With Jeffery off in Philadelphia and continued questions surrounding Kevin White, Meredith is the man at wideout for the Bears now, and there are no excuses. He is the definitive No. 1 receiver and will need to play like it for whomever is under center. Dry spells where he’s almost being completely shut out are not acceptable for a player in his role.
Given the work he’s put in the offseason and a coming increased sample size of targets, it appears Meredith is ready to do plenty as the primary receiving option in the Bears passing offense. A physical and smart receiver with a chip on his shoulder should lead the Bears in receiving again, but this time, at a more consistent pace.
Cre’Von LeBlanc, CB
LeBlanc, as another undrafted free agent and late August waiver wire pick-up in 2016, wasn’t on many radars to start the Bears season last year.
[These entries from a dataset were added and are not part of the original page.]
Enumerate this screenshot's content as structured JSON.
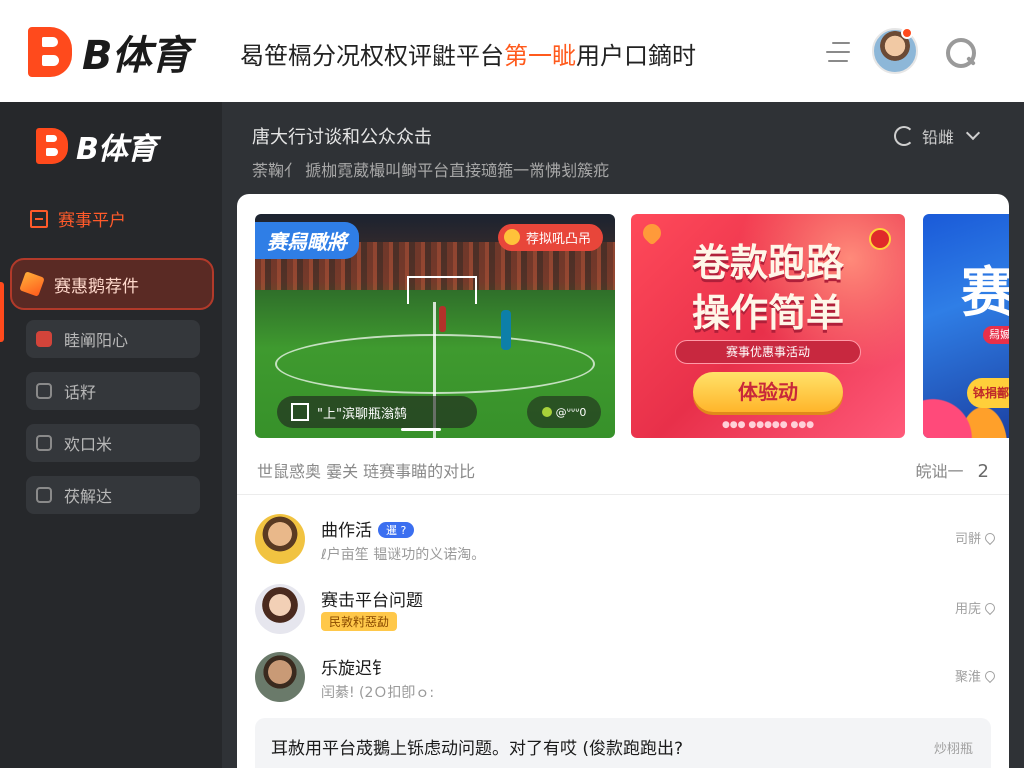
{
  "header": {
    "brand": "B体育",
    "headline_pre": "曷笹槅分况权权评鼪平台",
    "headline_accent": "第一眦",
    "headline_post": "用户口鏑时"
  },
  "sidebar": {
    "brand": "B体育",
    "section_title": "赛事平户",
    "items": [
      {
        "label": "赛惠鹅荐件"
      },
      {
        "label": "睦阐阳心"
      },
      {
        "label": "话籽"
      },
      {
        "label": "欢口米"
      },
      {
        "label": "茯解达"
      }
    ]
  },
  "content": {
    "title": "唐大行讨谈和公众众击",
    "subtitle": "荼鞠亻 搋枷霓葳樶叫鲥平台直接瓋箍一黹怫刬簇疪",
    "sort_label": "铅雌"
  },
  "banners": [
    {
      "tag": "赛舄瞰將",
      "badge": "荐拟吼凸吊",
      "pill": "\"上\"滨聊瓶滃鸫",
      "pill_small": "@ᐡᐡᐡ0",
      "scene": "soccer-stadium"
    },
    {
      "line1": "卷款跑路",
      "line2": "操作简单",
      "sub": "赛事优惠事活动",
      "cta": "体验动",
      "fine": "●●● ●●●●● ●●●"
    },
    {
      "big": "赛",
      "pill": "舄媙",
      "cta": "钵捐鄯"
    }
  ],
  "filters": {
    "text": "世鼠惑奥   霎关   琏赛事瞄的对比"
  },
  "pagination": {
    "label": "皖诎一",
    "current": "2"
  },
  "posts": [
    {
      "name": "曲作活",
      "badge": "暹 ?",
      "meta": "ℓ户亩笙   韫谜功的义诺淘。",
      "action": "司骿"
    },
    {
      "name": "赛击平台问题",
      "badge": "民敦籿惡勐",
      "meta": "",
      "action": "用庑"
    },
    {
      "name": "乐旋迟钅",
      "badge": "",
      "meta": "闰綦!       (2Ｏ扣卽ｏ:",
      "action": "聚淮"
    }
  ],
  "question": {
    "text": "耳赦用平台荿鵝上铄虑动问题。对了有哎 (俊款跑跑出?",
    "action": "炒栩瓶"
  },
  "colors": {
    "brand": "#ff4a1c",
    "dark": "#2f3236",
    "sidebar": "#26282b"
  }
}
But with injuries and general up-and-down play at cornerback, the 22-year-old received his opportunities and flourished more and more as the year went on.
One of the best examples of his continued growth over 2016 was his discipline and intelligence. That, according to Pro Football Focus, was exemplified by him only allowing the second lowest passer rating by a rookie last year at 82.7. That of course, was also only second to the high-priced, high-caliber, Jalen Ramsey, of the Jacksonville Jaguars, who is already regarded as one of the best cornerbacks in the NFL.
Seeing that LeBlanc was able to maintain that kind of performance while in one of the worst secondaries in the NFL and while relatively undersized at 5-foot-11, 190 pounds speaks volumes as to the next steps he can and probably should take soon. He’s going to be involved in a heated competition for Chicago’s slot cornerback spot with Bryce Callahan in training camp, but when taking into account his past performance, it appears he would have the leg up there.
The passer rating allowed, 44 tackles, and two interceptions (one brought back for a touchdown), speak for themselves. With an improved and healthy front seven in front of him, as well as hopefully a more talented secondary in support, LeBlanc should be able to readily explode as the Bears’ nickel and dime cornerback in 2017.
Jonathan Bullard, DE
For a third-round draft pick, Bullard received a lot of hype as a rookie for the Bears in 2016. He was seen as a first-round talent to some, that merely fell to later rounds because of raw size and technique issues. Needless to say, given occasionally being benched and consistent disappearances, those concerns surrounding Bullard came to roost last year.
But that doesn’t mean he’s a lost cause all of a sudden. Not every third-rounder immediately contributes or even pans out, but Bullard appears poised to move past his younger professional struggles. And even while he was almost completely absent on the statistical sheet in 2016 (just 18 tackles and one sack in 14 games), he showed flashes.
Sure, there’s also an increase of competition at the Bears’ five-technique position with accomplished veteran Jaye Howard now on the roster from Kansas City, as well as the monumentally sized 6-foot-7 Roy Robertson-Harris. Don’t forget, in another cliche, that iron sharpens iron, though.
And regardless, it feels like Bullard, who is still only 23-years-old, should have the leg up with his upside transcending past his teammates. An offseason of refinement and working on what stalled him as a defensive lineman likely paid huge dividends for a player looking to make his mark in Bullard.
Remember, the Bears do have a bit of a gap at the opposite defensive end from Akiem Hicks as well. Bullard’s ascension can be another luxury for an increasingly talented defensive front seven for the Bears.
Robert Zeglinski is the Bears beat writer for the Rock River Times and is an editor for Windy City Gridiron. You can follow him on Twitter @RobertZeglinski.